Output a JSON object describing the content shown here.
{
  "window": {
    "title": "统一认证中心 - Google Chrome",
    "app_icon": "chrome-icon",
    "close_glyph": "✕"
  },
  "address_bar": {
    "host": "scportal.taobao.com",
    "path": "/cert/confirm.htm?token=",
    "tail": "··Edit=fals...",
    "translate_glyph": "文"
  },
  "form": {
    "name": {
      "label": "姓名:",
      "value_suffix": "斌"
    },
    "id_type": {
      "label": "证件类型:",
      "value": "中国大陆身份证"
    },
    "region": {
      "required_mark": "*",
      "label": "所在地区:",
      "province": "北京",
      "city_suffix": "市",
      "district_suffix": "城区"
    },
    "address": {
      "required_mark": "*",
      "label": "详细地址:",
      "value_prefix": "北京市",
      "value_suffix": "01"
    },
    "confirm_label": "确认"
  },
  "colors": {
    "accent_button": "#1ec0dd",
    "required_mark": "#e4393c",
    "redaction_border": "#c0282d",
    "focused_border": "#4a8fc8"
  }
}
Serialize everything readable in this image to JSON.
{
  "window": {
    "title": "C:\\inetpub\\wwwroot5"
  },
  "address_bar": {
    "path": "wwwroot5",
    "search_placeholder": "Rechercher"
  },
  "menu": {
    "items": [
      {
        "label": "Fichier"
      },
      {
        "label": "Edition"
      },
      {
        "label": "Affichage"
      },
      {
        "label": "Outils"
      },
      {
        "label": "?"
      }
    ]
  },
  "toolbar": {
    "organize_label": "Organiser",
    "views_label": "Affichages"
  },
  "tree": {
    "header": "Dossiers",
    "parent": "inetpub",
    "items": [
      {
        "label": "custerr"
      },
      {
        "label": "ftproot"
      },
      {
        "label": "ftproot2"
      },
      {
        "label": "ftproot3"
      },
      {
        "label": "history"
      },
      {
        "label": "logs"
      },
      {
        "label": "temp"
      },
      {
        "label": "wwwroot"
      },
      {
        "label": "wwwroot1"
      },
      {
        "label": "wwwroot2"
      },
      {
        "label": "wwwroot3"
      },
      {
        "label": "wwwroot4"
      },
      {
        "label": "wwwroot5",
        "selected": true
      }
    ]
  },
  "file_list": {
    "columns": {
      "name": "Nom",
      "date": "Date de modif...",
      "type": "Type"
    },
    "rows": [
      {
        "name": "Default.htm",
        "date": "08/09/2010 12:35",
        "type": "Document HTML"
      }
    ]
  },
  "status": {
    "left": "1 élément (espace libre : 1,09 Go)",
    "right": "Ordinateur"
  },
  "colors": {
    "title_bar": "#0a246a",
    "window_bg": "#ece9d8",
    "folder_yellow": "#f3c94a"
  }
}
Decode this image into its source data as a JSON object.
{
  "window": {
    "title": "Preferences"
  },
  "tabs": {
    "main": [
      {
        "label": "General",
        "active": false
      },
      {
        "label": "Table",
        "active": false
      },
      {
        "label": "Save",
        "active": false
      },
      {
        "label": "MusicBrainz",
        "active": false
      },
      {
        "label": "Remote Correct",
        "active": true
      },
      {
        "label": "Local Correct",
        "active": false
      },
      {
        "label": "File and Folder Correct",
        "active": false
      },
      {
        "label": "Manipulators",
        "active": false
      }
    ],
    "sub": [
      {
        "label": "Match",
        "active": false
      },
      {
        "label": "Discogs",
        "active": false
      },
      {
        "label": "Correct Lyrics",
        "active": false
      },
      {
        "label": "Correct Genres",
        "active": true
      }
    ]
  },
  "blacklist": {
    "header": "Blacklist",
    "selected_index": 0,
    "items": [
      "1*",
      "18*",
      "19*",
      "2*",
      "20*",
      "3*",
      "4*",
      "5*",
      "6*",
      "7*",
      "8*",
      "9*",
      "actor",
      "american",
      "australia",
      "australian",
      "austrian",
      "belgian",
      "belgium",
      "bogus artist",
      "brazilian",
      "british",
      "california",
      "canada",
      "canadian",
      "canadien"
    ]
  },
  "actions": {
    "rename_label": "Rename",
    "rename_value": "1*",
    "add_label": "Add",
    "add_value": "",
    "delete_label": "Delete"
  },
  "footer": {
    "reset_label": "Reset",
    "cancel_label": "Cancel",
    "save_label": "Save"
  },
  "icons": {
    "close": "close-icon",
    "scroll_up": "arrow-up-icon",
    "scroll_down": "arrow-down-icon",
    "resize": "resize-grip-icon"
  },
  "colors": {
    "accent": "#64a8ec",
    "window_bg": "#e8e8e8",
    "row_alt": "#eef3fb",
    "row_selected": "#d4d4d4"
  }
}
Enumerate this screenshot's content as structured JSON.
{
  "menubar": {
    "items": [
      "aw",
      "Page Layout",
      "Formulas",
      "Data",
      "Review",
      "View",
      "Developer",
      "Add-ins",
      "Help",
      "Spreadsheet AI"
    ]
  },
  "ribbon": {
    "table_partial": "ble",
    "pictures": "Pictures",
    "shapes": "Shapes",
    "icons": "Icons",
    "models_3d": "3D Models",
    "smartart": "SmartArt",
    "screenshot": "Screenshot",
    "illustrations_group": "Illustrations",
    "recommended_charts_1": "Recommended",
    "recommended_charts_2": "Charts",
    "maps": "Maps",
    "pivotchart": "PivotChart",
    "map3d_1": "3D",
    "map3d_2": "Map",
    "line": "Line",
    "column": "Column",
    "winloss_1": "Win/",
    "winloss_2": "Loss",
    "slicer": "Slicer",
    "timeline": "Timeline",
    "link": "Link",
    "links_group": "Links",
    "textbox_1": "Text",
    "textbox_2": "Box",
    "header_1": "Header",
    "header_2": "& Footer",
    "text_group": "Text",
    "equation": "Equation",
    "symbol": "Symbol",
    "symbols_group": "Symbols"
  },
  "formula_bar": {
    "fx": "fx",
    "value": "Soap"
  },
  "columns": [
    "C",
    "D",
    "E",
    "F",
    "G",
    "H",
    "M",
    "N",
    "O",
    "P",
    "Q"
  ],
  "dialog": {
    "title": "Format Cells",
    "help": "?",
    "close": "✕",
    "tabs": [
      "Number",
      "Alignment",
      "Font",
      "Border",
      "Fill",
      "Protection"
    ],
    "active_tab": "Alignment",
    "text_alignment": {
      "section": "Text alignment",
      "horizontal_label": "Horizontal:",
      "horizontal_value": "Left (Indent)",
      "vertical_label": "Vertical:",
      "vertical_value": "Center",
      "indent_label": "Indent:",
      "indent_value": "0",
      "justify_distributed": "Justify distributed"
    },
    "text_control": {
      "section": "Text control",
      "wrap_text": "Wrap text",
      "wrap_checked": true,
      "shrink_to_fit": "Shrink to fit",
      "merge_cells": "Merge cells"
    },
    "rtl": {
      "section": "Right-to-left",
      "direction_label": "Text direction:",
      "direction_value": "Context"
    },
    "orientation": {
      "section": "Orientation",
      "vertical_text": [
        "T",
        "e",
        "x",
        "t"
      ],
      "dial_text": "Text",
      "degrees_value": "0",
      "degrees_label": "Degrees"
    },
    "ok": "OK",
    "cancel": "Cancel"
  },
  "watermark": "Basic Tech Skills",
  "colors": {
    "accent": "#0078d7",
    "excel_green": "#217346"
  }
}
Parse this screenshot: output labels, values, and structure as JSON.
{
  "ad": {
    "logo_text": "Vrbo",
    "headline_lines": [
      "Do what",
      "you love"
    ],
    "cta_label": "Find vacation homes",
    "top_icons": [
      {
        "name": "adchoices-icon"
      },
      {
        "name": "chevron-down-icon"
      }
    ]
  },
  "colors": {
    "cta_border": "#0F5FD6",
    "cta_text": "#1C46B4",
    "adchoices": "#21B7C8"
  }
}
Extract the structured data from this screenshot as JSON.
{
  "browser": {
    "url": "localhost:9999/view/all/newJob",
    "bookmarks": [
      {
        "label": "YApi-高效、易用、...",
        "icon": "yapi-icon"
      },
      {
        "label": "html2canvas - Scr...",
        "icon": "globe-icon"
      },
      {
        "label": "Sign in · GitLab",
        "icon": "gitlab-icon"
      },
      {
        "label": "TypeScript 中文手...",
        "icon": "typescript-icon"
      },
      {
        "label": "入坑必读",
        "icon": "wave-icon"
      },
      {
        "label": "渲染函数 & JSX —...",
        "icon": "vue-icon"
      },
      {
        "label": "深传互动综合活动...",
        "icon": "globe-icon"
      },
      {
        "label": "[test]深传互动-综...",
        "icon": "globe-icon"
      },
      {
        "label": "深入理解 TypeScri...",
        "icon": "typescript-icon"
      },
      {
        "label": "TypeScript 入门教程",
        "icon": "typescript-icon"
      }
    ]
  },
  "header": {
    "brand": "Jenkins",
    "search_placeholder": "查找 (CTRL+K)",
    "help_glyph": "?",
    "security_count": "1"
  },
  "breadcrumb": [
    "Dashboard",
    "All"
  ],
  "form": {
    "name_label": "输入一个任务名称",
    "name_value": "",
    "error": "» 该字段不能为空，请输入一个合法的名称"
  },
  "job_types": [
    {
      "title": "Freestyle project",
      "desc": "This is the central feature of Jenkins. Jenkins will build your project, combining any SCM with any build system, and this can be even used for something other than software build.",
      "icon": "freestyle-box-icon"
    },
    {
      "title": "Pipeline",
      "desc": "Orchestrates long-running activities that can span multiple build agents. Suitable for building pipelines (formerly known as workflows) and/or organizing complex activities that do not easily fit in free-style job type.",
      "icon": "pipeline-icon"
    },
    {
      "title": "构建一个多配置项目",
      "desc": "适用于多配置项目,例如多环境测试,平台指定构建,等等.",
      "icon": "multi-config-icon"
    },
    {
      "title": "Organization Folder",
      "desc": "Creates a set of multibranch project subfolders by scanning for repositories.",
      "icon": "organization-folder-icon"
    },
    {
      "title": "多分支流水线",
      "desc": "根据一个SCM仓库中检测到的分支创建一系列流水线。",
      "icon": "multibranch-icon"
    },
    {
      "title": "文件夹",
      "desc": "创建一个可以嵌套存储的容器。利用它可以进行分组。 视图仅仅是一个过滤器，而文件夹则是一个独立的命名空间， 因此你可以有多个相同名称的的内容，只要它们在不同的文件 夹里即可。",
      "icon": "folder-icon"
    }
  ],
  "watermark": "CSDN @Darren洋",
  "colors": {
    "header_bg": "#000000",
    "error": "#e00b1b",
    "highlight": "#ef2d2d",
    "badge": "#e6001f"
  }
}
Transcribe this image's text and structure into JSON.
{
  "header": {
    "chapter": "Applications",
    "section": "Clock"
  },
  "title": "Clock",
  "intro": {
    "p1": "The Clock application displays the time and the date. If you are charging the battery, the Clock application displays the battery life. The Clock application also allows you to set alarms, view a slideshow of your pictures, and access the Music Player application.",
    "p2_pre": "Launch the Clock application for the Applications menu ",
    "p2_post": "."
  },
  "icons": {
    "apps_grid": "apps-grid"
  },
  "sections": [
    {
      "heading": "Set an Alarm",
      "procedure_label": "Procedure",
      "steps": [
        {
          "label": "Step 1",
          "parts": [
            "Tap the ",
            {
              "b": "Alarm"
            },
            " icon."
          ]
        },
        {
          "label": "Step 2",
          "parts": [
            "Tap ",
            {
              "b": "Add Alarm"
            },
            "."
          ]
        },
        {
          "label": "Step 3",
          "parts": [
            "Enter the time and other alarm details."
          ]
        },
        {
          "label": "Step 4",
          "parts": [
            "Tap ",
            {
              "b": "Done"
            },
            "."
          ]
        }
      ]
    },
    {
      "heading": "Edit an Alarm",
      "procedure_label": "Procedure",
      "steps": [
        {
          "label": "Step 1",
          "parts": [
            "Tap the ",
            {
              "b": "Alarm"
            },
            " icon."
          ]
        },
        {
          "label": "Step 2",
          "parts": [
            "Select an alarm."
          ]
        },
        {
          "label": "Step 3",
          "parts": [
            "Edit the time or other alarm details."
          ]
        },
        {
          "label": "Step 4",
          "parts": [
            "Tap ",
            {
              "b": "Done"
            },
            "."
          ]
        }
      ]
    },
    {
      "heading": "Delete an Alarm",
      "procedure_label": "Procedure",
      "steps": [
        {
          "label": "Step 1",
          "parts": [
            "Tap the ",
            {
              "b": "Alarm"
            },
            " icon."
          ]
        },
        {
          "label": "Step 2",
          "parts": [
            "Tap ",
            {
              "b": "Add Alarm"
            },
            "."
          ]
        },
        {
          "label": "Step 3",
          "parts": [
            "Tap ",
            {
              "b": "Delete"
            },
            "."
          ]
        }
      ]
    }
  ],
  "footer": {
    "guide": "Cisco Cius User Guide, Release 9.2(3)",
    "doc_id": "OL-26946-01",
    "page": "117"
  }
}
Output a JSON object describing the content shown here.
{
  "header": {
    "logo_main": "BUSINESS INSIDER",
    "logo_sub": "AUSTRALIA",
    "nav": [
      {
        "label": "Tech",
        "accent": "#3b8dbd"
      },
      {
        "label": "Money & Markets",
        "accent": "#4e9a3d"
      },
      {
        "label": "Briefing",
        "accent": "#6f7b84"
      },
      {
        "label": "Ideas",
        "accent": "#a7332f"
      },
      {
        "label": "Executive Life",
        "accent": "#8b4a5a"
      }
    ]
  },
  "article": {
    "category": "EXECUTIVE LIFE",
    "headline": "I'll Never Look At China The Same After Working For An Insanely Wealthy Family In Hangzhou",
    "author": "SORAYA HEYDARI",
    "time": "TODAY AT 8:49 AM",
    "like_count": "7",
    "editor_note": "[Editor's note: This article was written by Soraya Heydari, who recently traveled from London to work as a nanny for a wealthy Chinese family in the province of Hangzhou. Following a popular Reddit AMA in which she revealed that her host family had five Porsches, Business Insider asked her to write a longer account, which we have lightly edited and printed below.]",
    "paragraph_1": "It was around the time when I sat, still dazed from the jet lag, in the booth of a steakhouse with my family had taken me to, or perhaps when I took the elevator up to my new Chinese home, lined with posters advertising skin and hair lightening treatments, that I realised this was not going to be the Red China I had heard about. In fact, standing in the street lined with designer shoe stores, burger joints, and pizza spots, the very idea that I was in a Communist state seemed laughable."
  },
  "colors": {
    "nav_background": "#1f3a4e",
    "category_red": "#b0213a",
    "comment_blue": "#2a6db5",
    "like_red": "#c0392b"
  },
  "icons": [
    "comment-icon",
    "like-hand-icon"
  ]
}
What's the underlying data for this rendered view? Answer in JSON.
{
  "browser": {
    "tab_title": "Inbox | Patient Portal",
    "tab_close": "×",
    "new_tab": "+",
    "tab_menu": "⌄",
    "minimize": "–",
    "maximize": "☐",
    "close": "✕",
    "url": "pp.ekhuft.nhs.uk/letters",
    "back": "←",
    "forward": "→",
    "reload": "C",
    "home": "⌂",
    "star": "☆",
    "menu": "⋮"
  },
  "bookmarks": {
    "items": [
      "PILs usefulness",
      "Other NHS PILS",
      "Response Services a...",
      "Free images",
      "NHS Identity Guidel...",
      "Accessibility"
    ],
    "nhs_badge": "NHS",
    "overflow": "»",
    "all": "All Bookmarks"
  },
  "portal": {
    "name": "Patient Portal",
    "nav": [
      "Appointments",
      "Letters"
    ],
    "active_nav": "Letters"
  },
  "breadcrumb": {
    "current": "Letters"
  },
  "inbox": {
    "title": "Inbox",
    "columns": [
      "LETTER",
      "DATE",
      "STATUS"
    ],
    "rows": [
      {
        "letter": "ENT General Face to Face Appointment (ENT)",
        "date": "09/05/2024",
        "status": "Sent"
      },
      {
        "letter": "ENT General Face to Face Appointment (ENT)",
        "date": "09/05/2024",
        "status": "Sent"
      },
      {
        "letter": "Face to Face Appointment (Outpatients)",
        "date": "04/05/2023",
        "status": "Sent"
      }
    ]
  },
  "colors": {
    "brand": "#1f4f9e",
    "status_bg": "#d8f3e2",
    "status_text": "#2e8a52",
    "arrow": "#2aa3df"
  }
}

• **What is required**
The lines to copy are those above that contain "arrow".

• **Your response**
    "scroll_up": "arrow-up-icon",
    "scroll_down": "arrow-down-icon",
    "arrow": "#2aa3df"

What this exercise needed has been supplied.